On 17 December 2018, the UN adopted a declaration that supports the battles that matter most in food: the fight for peasant rights and food sovereignty— including land rights, access to natural resources, seed saving and the right to use traditional agricultural knowledge and practices.
With 121 votes in favour, 8 votes against and 54 abstentions, the UN General Assembly adopted the "Declaration on the Rights of Peasants and Other People Working in Rural Areas".
The declaration follows decades of political mobilisation, organising and persistence in championing the rights of peasants, spearheaded by La Via Campesina.
Activist and award-winning author Raj Patel makes a convincing case for the desperate need for such political mobilisation in the food movement in FFS 036-Chicken Nugget Capitalism.
4. Trump's Trade Wars shifting grain trade markets
Trump's trade war with China has not been kind to US farmers, and may irreversibly shift global grain markets.
These farmers voted overwhelmingly for Trump. The question is, how long will they stick by their man?
It all started with the Trump administration's tariffs on Chinese goods. Next came Beijing's response: a heavy tax on U.S. agricultural products, including a 25% tariff on soybeans — the most valuable U.S. farm export ($12 billion sold in 2017 to China alone).

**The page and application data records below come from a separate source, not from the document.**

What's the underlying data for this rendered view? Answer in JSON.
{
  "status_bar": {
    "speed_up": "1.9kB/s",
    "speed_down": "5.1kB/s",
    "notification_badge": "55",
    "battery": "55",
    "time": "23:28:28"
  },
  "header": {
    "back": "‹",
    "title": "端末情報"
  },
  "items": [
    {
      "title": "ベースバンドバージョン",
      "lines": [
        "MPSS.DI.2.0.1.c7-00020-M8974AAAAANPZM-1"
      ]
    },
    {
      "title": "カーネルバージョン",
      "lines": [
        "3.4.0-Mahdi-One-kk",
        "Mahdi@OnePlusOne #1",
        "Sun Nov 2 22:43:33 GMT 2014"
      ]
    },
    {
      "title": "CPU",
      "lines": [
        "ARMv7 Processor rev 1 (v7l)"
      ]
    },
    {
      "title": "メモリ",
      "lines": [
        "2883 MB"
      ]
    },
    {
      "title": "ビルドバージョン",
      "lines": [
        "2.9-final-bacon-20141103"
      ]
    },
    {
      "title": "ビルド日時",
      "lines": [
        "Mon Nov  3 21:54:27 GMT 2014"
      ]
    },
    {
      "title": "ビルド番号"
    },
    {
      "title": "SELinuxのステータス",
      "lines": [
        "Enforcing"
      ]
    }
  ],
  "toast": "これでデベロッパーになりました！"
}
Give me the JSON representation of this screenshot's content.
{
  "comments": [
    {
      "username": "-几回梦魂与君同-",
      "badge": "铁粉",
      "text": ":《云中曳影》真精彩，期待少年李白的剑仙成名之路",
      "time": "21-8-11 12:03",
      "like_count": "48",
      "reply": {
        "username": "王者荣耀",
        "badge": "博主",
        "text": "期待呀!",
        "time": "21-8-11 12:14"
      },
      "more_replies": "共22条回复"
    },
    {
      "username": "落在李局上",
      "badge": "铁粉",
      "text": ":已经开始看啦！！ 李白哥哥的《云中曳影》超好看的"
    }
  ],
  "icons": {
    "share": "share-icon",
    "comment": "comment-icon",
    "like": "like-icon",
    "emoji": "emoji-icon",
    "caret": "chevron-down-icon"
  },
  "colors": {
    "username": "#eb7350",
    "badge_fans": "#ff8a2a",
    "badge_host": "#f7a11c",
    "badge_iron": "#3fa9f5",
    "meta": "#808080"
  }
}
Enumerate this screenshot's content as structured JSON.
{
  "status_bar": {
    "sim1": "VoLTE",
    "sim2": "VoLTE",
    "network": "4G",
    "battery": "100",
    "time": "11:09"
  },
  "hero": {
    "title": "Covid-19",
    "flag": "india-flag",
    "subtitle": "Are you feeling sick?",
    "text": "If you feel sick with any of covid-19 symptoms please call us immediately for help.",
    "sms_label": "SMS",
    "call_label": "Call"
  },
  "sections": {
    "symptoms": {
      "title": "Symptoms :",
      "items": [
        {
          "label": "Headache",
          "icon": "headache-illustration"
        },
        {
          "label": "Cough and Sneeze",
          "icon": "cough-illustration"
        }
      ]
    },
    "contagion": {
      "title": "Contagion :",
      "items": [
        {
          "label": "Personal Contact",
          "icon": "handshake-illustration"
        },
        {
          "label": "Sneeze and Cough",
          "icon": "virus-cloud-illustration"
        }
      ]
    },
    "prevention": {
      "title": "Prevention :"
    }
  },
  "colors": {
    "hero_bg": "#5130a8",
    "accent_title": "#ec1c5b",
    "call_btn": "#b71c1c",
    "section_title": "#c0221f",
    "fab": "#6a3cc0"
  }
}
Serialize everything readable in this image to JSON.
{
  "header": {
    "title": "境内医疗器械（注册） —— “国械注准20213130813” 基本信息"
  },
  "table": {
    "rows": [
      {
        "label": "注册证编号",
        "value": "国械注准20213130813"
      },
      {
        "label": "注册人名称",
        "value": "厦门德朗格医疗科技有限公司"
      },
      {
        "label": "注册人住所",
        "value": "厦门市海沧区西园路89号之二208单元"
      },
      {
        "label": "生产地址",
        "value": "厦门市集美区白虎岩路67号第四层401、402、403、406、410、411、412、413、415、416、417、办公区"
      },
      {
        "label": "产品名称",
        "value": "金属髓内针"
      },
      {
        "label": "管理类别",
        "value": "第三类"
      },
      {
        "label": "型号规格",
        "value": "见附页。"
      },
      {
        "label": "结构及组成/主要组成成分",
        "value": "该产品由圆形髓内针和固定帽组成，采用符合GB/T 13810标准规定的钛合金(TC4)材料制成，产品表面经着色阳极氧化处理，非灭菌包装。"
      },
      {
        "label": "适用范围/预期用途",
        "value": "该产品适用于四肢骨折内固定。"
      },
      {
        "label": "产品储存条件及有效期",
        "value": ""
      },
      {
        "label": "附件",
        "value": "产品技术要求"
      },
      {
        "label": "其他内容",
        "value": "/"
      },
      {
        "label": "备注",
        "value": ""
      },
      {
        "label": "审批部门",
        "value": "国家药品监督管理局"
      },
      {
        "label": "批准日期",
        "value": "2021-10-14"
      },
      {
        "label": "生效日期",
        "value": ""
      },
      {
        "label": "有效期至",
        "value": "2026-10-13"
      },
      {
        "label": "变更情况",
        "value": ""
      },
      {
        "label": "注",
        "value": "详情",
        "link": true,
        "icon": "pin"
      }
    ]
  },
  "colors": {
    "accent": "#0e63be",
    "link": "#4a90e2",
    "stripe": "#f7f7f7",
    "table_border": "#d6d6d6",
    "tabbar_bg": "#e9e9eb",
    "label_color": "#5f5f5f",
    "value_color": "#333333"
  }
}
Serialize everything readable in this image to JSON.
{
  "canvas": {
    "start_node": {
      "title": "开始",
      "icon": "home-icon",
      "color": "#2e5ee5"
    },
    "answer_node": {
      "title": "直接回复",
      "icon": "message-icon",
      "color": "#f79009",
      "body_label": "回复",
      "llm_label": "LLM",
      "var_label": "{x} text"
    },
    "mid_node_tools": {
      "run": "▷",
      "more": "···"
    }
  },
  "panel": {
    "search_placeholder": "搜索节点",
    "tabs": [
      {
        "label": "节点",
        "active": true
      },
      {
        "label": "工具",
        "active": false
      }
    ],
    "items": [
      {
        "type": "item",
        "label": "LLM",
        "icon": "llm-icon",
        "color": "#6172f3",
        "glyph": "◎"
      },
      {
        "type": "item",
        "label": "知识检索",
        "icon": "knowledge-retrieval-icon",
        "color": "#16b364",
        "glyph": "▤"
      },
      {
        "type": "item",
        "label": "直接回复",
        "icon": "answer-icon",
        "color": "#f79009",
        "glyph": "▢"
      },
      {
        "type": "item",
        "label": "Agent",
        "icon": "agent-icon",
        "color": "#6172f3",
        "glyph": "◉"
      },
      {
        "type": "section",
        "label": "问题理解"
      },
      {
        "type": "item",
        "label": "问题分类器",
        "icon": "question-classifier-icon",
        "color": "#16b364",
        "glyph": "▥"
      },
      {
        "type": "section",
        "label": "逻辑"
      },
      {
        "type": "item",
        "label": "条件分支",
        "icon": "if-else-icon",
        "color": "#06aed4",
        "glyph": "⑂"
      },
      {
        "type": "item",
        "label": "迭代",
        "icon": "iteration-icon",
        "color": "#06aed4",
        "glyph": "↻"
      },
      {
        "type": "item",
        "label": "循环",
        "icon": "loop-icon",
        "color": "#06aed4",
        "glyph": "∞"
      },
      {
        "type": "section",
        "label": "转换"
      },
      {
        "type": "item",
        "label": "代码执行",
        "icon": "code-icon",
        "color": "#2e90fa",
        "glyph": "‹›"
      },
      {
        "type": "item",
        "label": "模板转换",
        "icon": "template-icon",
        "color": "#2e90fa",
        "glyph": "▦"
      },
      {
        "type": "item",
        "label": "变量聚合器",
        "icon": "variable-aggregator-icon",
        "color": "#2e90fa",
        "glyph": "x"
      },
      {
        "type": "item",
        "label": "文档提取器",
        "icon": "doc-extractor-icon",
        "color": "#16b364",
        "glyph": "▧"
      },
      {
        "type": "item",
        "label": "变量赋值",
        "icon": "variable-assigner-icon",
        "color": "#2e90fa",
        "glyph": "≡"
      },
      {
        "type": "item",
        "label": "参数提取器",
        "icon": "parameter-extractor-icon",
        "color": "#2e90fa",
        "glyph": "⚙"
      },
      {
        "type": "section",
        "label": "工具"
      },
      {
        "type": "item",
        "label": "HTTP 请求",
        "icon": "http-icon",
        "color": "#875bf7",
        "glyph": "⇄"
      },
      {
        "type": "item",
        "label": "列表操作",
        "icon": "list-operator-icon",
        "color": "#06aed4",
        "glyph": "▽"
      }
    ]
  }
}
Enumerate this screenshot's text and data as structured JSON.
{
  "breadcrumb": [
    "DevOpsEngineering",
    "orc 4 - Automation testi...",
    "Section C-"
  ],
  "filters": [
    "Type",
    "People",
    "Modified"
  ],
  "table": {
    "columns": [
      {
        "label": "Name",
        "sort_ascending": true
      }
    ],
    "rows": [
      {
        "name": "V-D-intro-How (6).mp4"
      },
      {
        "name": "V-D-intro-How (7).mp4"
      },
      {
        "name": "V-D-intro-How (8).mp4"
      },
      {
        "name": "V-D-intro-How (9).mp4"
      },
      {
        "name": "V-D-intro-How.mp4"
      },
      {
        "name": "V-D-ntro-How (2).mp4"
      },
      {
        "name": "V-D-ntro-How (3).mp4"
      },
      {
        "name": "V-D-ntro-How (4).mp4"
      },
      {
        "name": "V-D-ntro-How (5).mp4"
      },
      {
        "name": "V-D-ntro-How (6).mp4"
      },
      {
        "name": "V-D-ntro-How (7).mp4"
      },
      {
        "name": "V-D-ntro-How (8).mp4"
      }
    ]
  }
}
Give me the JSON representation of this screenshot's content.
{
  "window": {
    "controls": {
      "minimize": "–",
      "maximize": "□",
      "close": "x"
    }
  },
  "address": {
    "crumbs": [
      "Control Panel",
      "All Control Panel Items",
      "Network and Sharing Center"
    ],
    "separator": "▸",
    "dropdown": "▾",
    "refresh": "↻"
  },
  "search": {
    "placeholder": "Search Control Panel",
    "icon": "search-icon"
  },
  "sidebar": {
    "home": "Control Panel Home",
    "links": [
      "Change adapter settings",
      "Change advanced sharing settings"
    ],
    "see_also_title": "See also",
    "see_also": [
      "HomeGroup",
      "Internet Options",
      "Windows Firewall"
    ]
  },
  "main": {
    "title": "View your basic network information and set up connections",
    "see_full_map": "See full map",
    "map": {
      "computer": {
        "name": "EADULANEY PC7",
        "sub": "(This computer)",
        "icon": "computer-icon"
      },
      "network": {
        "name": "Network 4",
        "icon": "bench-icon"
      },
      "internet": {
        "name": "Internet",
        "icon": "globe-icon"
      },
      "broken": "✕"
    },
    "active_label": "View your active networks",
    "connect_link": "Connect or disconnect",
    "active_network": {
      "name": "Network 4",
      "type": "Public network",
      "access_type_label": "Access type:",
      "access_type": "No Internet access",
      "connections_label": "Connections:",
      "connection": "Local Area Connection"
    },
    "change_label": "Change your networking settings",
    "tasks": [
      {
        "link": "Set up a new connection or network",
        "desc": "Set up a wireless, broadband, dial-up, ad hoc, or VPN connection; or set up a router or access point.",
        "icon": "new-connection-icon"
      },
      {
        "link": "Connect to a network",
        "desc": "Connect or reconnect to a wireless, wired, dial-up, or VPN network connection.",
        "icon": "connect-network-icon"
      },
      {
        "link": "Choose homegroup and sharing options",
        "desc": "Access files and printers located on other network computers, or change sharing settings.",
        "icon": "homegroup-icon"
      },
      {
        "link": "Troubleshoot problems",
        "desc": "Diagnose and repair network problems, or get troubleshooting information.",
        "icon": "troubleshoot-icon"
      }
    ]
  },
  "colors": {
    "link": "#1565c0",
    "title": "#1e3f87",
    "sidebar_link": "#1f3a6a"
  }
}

China, the world’s largest importer of soybeans, is scaling back its imports of U.S. grain to feed its pigs. It's turning to Brazil instead, and to a lesser extent to Ukraine and Russia. China is diversifying its supplier base, and with good reason: the US may have irreversibly tarnished its reputation as a reliable trading partner.
5. Two opposing visions for the future of food
The path we choose to solve our environmental dilemmas (and our food system in particular) hinges on how we understand and frame the problems we face.
Two paths dominate contemporary debate, policy and action in the world of food and sustainability. Award-winning author Charles C. Mann joined us to discuss these competing visions, propelled by what he calls the "Wizards" and "Prophets" in FFS 034 — Wizards and Prophets.
Is innovation and technology the solution that will push us beyond our predicaments to overcome earth’s natural boundaries, or is the answer to scale back and respect the ecological limits of our planet?
How we choose to answer these two questions deeply shapes how we approach the problem of food today.
Does the answer lie with fine-tuning industrial agriculture, doubling down on GMOs, investing in gene-editing, CRISPR9, "Smart agriculture", and a (more efficient) 'Green Revolution 2.0'?
Or is the answer to abandon the industrial agriculture model, and embrace decentralised community-based agriculture that mimics complex natural ecosystems and allows local rural communities to thrive? Is it mere hubris to believe that we can outsmart nature?
What these respective visions fundamentally disagree about is humanity’s relationship to nature and to the natural world.
Is farming something to be minimised and automated, brought out of sight and out of mind so that we can pursue higher purposes — or is it central to our well-being, part-and-parcel of maintaining communities, and vital to our connection with our living planet?